The European Commission says EU farm spending, worth almost 60 billion euros annually, should no longer be based on previous subsidy levels for farmers.
But it believes subsidies are still needed to protect Europe's food supplies and rural diversity.
The proposals are contained in an EU blueprint for farming beyond 2013.
Critics say too much of the EU budget is spent on supporting farmers and too little on skills and innovation.
Presenting the plans on Thursday, Agriculture Commissioner Dacian Ciolos said the Common Agricultural Policy payments system must become "fairer, more efficient".
He also said the EU must make its farm policy easier to understand.
The BBC reports the CAP is the biggest item in the EU budget, followed by grants to develop the EU's poorest regions.
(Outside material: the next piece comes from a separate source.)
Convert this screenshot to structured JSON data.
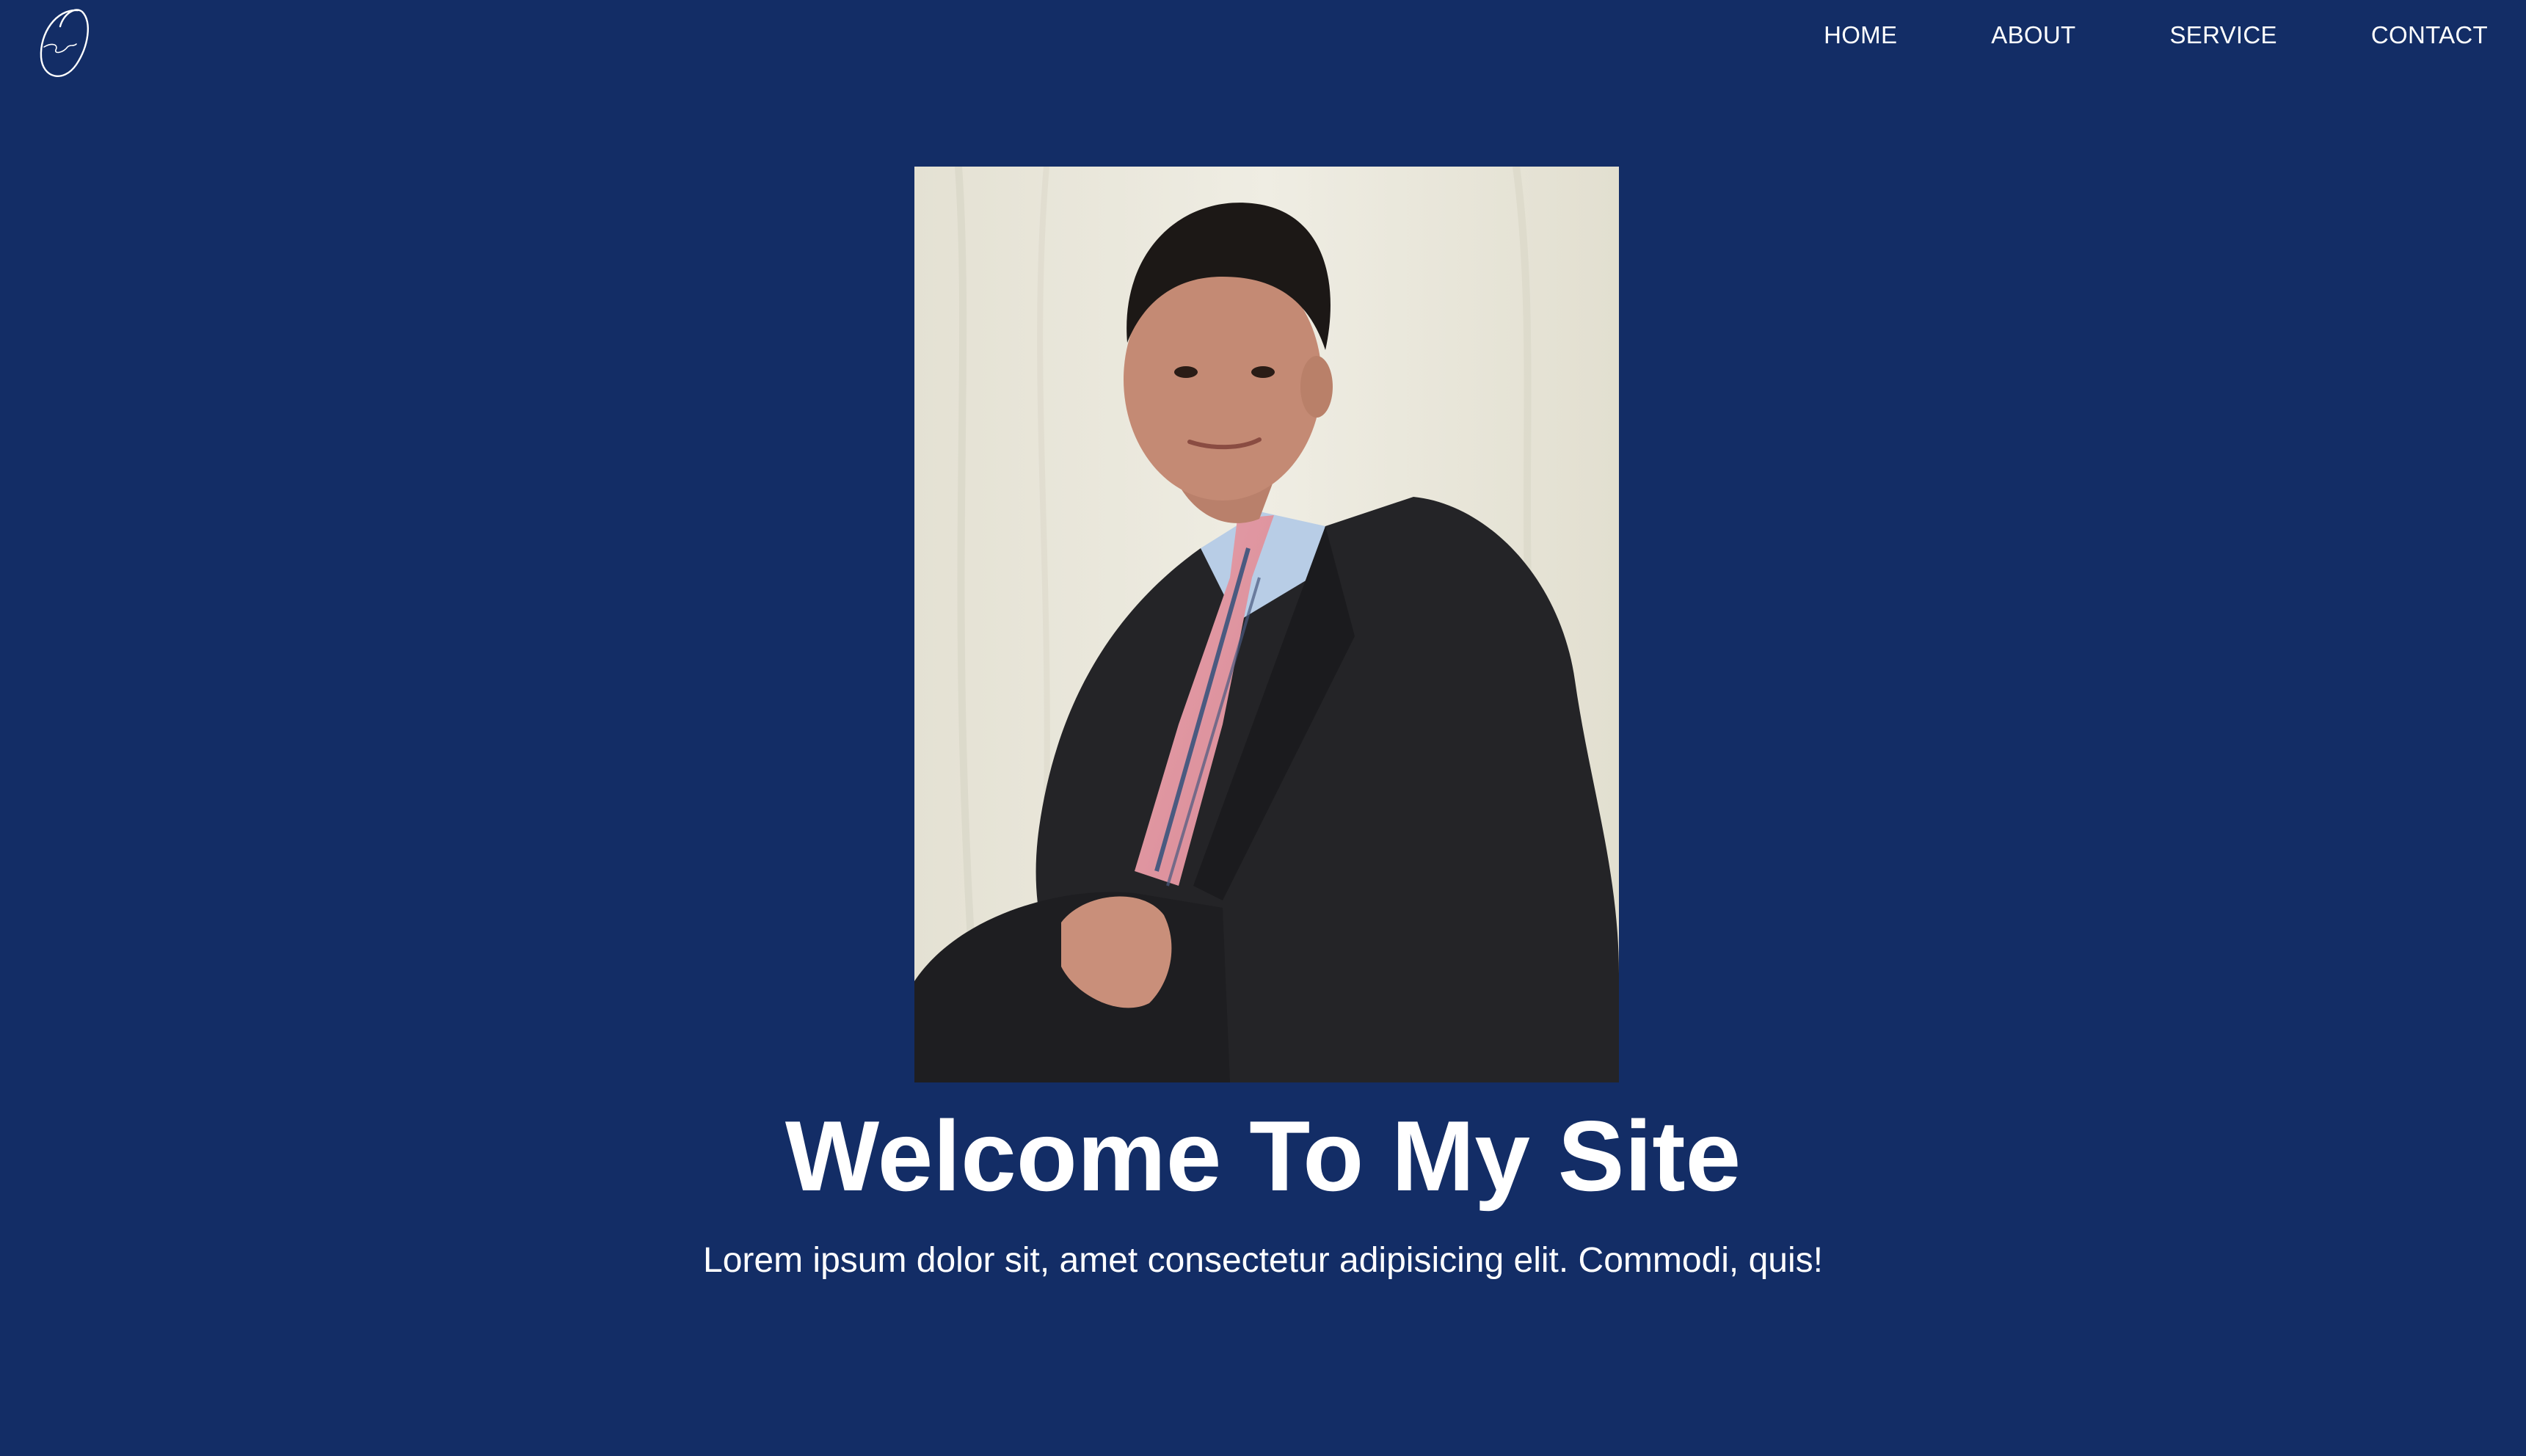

Price support to protect EU farmers - called "market measures" - encouraged over-production in the past, leading to butter mountains and wine lakes.
Market measures accounted for 92% of CAP spending as recently as 1991, but the commission says that dropped to 7% last year.
The commission's options for the CAP will be discussed by the 27 EU member states before new legislation is presented in mid-2011.
Mr Ciolos said the EU could no longer tolerate a system with one set of rules for the older member states - the EU-15 - and another set for the newer ones, the EU-12.
Most of the latter are former communist countries in central and eastern Europe.